### What needs to be done
Your answer must be the full set of entries, repeated exactly.
:: Data under study ::
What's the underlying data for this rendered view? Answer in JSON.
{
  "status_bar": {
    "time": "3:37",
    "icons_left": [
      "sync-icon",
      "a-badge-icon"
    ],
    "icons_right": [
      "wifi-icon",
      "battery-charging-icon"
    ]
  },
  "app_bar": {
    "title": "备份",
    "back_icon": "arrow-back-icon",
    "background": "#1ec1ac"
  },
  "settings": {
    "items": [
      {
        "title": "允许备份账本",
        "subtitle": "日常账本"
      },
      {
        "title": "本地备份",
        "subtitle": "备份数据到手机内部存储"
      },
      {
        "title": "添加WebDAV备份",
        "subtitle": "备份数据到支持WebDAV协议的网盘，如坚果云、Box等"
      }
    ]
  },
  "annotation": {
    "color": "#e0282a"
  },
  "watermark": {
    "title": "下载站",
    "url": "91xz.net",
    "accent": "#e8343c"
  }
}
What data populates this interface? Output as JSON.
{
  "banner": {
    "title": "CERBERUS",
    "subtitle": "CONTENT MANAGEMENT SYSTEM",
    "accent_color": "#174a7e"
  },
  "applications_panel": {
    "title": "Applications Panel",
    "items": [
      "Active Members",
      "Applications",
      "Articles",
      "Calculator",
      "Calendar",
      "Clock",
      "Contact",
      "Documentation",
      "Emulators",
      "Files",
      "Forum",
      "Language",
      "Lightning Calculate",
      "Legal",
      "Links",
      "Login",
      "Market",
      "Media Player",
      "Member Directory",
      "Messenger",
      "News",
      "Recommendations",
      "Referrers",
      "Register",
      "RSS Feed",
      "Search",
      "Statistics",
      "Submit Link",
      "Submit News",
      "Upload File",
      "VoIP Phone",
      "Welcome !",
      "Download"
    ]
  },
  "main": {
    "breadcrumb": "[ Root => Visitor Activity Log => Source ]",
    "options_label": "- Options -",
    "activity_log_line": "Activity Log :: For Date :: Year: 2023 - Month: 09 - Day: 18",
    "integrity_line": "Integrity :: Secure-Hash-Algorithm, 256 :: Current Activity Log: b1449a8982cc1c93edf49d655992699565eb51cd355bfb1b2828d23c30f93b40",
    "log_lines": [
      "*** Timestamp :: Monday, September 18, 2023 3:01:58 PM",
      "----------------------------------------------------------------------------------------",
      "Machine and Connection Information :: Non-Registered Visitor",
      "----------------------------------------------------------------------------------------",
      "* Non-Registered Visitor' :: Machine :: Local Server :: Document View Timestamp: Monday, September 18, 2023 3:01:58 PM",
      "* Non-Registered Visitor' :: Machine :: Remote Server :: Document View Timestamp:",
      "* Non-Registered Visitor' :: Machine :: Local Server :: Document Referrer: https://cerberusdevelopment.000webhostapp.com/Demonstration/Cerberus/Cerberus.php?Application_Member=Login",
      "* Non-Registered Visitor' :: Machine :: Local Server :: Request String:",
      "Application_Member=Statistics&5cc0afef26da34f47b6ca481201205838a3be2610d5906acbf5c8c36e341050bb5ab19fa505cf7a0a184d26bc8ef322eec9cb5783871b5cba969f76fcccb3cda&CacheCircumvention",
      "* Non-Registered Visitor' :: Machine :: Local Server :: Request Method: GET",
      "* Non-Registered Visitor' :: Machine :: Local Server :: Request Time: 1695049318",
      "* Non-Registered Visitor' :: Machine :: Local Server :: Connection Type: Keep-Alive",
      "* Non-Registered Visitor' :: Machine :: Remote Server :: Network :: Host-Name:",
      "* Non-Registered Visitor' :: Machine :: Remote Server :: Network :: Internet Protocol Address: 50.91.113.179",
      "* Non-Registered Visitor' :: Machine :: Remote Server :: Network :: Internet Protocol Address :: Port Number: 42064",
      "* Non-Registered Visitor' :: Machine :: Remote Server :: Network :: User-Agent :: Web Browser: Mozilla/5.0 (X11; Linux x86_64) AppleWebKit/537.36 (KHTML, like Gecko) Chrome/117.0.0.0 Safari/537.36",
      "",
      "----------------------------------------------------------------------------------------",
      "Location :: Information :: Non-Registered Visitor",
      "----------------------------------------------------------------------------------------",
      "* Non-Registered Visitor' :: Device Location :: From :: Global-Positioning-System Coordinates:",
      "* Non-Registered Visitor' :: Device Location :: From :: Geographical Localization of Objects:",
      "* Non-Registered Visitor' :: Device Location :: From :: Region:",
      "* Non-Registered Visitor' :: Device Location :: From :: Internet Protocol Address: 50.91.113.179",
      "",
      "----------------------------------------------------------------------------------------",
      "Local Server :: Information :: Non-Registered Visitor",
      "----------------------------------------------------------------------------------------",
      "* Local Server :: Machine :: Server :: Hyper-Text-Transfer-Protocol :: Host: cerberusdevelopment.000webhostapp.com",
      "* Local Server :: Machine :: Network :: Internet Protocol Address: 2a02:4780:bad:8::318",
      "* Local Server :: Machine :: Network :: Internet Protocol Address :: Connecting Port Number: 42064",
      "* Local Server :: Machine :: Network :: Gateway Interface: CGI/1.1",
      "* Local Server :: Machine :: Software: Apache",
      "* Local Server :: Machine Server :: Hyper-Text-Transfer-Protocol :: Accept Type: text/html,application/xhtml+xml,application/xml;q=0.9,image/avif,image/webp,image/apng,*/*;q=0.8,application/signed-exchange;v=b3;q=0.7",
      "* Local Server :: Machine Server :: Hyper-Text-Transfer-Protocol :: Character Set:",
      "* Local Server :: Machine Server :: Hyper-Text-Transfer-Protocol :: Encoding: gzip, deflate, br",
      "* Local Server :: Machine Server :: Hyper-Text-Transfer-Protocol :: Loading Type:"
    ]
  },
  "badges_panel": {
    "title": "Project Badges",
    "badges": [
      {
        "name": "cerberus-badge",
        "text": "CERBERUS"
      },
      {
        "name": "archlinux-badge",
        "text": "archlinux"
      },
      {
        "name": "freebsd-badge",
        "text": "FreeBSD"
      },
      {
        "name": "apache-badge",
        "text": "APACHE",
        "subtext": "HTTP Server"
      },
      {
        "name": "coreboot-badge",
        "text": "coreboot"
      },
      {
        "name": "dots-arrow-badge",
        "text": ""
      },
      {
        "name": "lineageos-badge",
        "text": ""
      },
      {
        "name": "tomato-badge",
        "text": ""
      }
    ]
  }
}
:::
### Solution
What's the underlying data for this rendered view? Answer in JSON.
{
  "status_bar": {
    "time": "3:37",
    "icons_left": [
      "sync-icon",
      "a-badge-icon"
    ],
    "icons_right": [
      "wifi-icon",
      "battery-charging-icon"
    ]
  },
  "app_bar": {
    "title": "备份",
    "back_icon": "arrow-back-icon",
    "background": "#1ec1ac"
  },
  "settings": {
    "items": [
      {
        "title": "允许备份账本",
        "subtitle": "日常账本"
      },
      {
        "title": "本地备份",
        "subtitle": "备份数据到手机内部存储"
      },
      {
        "title": "添加WebDAV备份",
        "subtitle": "备份数据到支持WebDAV协议的网盘，如坚果云、Box等"
      }
    ]
  },
  "annotation": {
    "color": "#e0282a"
  },
  "watermark": {
    "title": "下载站",
    "url": "91xz.net",
    "accent": "#e8343c"
  }
}
What data populates this interface? Output as JSON.
{
  "banner": {
    "title": "CERBERUS",
    "subtitle": "CONTENT MANAGEMENT SYSTEM",
    "accent_color": "#174a7e"
  },
  "applications_panel": {
    "title": "Applications Panel",
    "items": [
      "Active Members",
      "Applications",
      "Articles",
      "Calculator",
      "Calendar",
      "Clock",
      "Contact",
      "Documentation",
      "Emulators",
      "Files",
      "Forum",
      "Language",
      "Lightning Calculate",
      "Legal",
      "Links",
      "Login",
      "Market",
      "Media Player",
      "Member Directory",
      "Messenger",
      "News",
      "Recommendations",
      "Referrers",
      "Register",
      "RSS Feed",
      "Search",
      "Statistics",
      "Submit Link",
      "Submit News",
      "Upload File",
      "VoIP Phone",
      "Welcome !",
      "Download"
    ]
  },
  "main": {
    "breadcrumb": "[ Root => Visitor Activity Log => Source ]",
    "options_label": "- Options -",
    "activity_log_line": "Activity Log :: For Date :: Year: 2023 - Month: 09 - Day: 18",
    "integrity_line": "Integrity :: Secure-Hash-Algorithm, 256 :: Current Activity Log: b1449a8982cc1c93edf49d655992699565eb51cd355bfb1b2828d23c30f93b40",
    "log_lines": [
      "*** Timestamp :: Monday, September 18, 2023 3:01:58 PM",
      "----------------------------------------------------------------------------------------",
      "Machine and Connection Information :: Non-Registered Visitor",
      "----------------------------------------------------------------------------------------",
      "* Non-Registered Visitor' :: Machine :: Local Server :: Document View Timestamp: Monday, September 18, 2023 3:01:58 PM",
      "* Non-Registered Visitor' :: Machine :: Remote Server :: Document View Timestamp:",
      "* Non-Registered Visitor' :: Machine :: Local Server :: Document Referrer: https://cerberusdevelopment.000webhostapp.com/Demonstration/Cerberus/Cerberus.php?Application_Member=Login",
      "* Non-Registered Visitor' :: Machine :: Local Server :: Request String:",
      "Application_Member=Statistics&5cc0afef26da34f47b6ca481201205838a3be2610d5906acbf5c8c36e341050bb5ab19fa505cf7a0a184d26bc8ef322eec9cb5783871b5cba969f76fcccb3cda&CacheCircumvention",
      "* Non-Registered Visitor' :: Machine :: Local Server :: Request Method: GET",
      "* Non-Registered Visitor' :: Machine :: Local Server :: Request Time: 1695049318",
      "* Non-Registered Visitor' :: Machine :: Local Server :: Connection Type: Keep-Alive",
      "* Non-Registered Visitor' :: Machine :: Remote Server :: Network :: Host-Name:",
      "* Non-Registered Visitor' :: Machine :: Remote Server :: Network :: Internet Protocol Address: 50.91.113.179",
      "* Non-Registered Visitor' :: Machine :: Remote Server :: Network :: Internet Protocol Address :: Port Number: 42064",
      "* Non-Registered Visitor' :: Machine :: Remote Server :: Network :: User-Agent :: Web Browser: Mozilla/5.0 (X11; Linux x86_64) AppleWebKit/537.36 (KHTML, like Gecko) Chrome/117.0.0.0 Safari/537.36",
      "",
      "----------------------------------------------------------------------------------------",
      "Location :: Information :: Non-Registered Visitor",
      "----------------------------------------------------------------------------------------",
      "* Non-Registered Visitor' :: Device Location :: From :: Global-Positioning-System Coordinates:",
      "* Non-Registered Visitor' :: Device Location :: From :: Geographical Localization of Objects:",
      "* Non-Registered Visitor' :: Device Location :: From :: Region:",
      "* Non-Registered Visitor' :: Device Location :: From :: Internet Protocol Address: 50.91.113.179",
      "",
      "----------------------------------------------------------------------------------------",
      "Local Server :: Information :: Non-Registered Visitor",
      "----------------------------------------------------------------------------------------",
      "* Local Server :: Machine :: Server :: Hyper-Text-Transfer-Protocol :: Host: cerberusdevelopment.000webhostapp.com",
      "* Local Server :: Machine :: Network :: Internet Protocol Address: 2a02:4780:bad:8::318",
      "* Local Server :: Machine :: Network :: Internet Protocol Address :: Connecting Port Number: 42064",
      "* Local Server :: Machine :: Network :: Gateway Interface: CGI/1.1",
      "* Local Server :: Machine :: Software: Apache",
      "* Local Server :: Machine Server :: Hyper-Text-Transfer-Protocol :: Accept Type: text/html,application/xhtml+xml,application/xml;q=0.9,image/avif,image/webp,image/apng,*/*;q=0.8,application/signed-exchange;v=b3;q=0.7",
      "* Local Server :: Machine Server :: Hyper-Text-Transfer-Protocol :: Character Set:",
      "* Local Server :: Machine Server :: Hyper-Text-Transfer-Protocol :: Encoding: gzip, deflate, br",
      "* Local Server :: Machine Server :: Hyper-Text-Transfer-Protocol :: Loading Type:"
    ]
  },
  "badges_panel": {
    "title": "Project Badges",
    "badges": [
      {
        "name": "cerberus-badge",
        "text": "CERBERUS"
      },
      {
        "name": "archlinux-badge",
        "text": "archlinux"
      },
      {
        "name": "freebsd-badge",
        "text": "FreeBSD"
      },
      {
        "name": "apache-badge",
        "text": "APACHE",
        "subtext": "HTTP Server"
      },
      {
        "name": "coreboot-badge",
        "text": "coreboot"
      },
      {
        "name": "dots-arrow-badge",
        "text": ""
      },
      {
        "name": "lineageos-badge",
        "text": ""
      },
      {
        "name": "tomato-badge",
        "text": ""
      }
    ]
  }
}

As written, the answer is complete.